* [What to do] Every line containing the word "Muhammad" is to be copied from the data below.

Web page and app entries:
- - - - -

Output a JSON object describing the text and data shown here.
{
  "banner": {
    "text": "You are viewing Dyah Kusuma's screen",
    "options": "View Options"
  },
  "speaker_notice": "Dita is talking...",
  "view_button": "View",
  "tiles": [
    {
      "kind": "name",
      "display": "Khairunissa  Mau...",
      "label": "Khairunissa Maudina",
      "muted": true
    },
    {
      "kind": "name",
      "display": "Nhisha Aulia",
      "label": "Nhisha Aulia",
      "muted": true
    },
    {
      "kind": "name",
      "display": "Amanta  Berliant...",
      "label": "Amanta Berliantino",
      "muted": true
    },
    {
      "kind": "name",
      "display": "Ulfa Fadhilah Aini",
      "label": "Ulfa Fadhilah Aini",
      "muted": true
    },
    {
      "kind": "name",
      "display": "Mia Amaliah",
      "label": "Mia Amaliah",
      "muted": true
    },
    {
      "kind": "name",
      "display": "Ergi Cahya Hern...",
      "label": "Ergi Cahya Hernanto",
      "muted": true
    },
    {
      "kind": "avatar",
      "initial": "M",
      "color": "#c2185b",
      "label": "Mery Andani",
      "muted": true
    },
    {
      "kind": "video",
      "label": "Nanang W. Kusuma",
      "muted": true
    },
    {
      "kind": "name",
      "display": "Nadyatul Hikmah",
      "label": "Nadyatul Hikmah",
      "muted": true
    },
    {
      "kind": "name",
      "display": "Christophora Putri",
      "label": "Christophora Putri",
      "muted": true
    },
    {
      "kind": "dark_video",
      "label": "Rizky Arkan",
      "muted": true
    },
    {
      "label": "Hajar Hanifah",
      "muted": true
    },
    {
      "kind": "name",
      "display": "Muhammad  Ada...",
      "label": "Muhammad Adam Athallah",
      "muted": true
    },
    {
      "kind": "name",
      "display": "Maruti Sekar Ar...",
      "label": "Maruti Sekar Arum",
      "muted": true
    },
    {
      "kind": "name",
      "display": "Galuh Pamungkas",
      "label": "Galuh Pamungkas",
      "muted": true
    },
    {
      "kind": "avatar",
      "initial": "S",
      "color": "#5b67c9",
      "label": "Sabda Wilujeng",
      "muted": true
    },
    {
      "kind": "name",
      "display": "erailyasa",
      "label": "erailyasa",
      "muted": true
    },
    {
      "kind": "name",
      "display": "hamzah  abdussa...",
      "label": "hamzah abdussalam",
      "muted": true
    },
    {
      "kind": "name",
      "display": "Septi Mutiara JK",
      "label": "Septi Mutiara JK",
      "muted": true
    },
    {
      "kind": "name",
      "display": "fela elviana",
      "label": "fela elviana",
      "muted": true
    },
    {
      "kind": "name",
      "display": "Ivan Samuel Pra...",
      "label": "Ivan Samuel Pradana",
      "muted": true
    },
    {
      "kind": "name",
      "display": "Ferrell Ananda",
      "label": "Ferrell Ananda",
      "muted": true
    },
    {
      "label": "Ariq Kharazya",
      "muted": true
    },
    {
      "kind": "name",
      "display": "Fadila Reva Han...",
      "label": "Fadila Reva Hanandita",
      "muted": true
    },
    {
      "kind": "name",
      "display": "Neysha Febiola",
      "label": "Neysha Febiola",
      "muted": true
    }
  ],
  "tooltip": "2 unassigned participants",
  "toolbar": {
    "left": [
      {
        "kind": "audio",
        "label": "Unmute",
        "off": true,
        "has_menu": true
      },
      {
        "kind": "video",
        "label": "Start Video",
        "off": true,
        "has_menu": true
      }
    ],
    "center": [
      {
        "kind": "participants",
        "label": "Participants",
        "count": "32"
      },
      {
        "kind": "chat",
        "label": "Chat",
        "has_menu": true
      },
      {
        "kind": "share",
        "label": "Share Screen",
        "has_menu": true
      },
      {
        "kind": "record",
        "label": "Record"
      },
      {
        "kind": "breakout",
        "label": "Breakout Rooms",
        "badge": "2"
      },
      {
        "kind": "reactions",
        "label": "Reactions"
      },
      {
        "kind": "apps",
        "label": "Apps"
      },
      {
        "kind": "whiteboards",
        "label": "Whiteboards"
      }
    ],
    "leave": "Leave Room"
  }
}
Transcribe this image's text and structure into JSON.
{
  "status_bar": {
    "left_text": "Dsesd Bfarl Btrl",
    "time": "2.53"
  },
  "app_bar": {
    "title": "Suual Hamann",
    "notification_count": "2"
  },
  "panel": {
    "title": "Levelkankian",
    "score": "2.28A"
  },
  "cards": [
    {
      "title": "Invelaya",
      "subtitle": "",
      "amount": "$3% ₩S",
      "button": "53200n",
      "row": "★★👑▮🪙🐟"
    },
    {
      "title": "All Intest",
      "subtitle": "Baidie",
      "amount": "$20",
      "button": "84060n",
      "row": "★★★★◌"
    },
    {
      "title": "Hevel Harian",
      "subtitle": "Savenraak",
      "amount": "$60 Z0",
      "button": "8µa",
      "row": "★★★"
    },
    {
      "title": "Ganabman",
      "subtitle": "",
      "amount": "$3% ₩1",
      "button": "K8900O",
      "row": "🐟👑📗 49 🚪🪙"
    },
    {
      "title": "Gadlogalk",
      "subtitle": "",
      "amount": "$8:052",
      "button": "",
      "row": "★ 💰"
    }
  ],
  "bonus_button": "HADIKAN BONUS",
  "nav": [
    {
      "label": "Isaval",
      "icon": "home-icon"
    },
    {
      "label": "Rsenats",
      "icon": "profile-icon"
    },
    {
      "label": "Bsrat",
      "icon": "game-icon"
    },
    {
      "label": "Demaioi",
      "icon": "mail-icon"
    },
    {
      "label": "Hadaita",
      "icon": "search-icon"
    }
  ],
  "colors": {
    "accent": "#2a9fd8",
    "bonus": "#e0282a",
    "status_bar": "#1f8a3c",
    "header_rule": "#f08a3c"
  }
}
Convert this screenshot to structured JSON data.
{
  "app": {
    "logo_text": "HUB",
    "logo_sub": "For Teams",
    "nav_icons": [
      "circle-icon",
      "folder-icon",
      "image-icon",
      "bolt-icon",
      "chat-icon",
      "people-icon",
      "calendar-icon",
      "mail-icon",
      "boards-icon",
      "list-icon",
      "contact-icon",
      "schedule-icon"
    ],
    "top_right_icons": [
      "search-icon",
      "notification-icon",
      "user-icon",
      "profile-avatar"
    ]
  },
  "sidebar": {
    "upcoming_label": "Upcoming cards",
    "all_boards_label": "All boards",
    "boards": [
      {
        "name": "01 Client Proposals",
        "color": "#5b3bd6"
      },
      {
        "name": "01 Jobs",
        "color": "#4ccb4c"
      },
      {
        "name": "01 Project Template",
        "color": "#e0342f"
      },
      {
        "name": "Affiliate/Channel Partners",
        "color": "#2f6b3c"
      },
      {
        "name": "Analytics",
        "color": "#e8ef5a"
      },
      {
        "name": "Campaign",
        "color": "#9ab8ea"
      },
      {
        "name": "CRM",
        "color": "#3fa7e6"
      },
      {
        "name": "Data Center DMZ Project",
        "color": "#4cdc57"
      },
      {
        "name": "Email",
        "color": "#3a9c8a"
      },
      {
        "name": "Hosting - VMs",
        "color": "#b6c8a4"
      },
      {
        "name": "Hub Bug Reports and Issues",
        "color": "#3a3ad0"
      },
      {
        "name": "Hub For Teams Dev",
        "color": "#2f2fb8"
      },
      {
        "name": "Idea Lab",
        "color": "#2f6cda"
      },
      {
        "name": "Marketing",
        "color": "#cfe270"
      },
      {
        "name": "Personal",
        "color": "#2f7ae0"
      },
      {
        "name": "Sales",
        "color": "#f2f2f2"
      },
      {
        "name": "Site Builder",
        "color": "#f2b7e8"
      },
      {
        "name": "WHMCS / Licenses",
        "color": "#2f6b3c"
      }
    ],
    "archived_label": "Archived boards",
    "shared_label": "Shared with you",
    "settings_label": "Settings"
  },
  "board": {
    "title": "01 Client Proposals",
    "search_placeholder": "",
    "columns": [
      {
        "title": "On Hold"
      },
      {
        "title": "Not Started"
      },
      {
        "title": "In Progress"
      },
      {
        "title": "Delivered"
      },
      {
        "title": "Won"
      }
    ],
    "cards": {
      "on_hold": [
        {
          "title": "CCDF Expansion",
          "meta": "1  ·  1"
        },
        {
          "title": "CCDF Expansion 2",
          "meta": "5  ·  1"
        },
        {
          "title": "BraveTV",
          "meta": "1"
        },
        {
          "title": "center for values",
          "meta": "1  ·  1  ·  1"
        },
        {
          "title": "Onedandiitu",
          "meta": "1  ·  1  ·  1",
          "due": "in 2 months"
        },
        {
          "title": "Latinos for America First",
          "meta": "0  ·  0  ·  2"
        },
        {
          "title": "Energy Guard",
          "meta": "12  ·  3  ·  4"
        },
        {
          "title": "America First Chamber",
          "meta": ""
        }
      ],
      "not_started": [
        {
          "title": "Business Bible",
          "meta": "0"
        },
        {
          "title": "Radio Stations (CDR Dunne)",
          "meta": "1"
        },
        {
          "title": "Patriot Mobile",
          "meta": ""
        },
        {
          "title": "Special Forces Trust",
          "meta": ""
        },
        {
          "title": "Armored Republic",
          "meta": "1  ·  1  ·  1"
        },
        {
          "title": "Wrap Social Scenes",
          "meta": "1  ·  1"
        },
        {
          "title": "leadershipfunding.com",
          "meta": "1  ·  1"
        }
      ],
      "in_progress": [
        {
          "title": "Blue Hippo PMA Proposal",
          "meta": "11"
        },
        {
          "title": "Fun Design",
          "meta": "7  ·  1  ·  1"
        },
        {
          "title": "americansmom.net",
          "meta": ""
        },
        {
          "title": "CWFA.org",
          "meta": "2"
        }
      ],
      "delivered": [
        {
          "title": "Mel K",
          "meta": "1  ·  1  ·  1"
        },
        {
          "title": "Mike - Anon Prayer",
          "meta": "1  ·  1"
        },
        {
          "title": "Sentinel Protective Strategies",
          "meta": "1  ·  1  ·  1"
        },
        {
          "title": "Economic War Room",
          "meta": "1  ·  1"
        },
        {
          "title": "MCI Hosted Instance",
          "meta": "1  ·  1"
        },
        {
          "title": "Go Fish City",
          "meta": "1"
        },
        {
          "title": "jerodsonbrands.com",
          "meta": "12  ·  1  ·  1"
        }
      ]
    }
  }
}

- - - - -

* [Response to the task]
      "display": "Muhammad  Ada...",
      "label": "Muhammad Adam Athallah",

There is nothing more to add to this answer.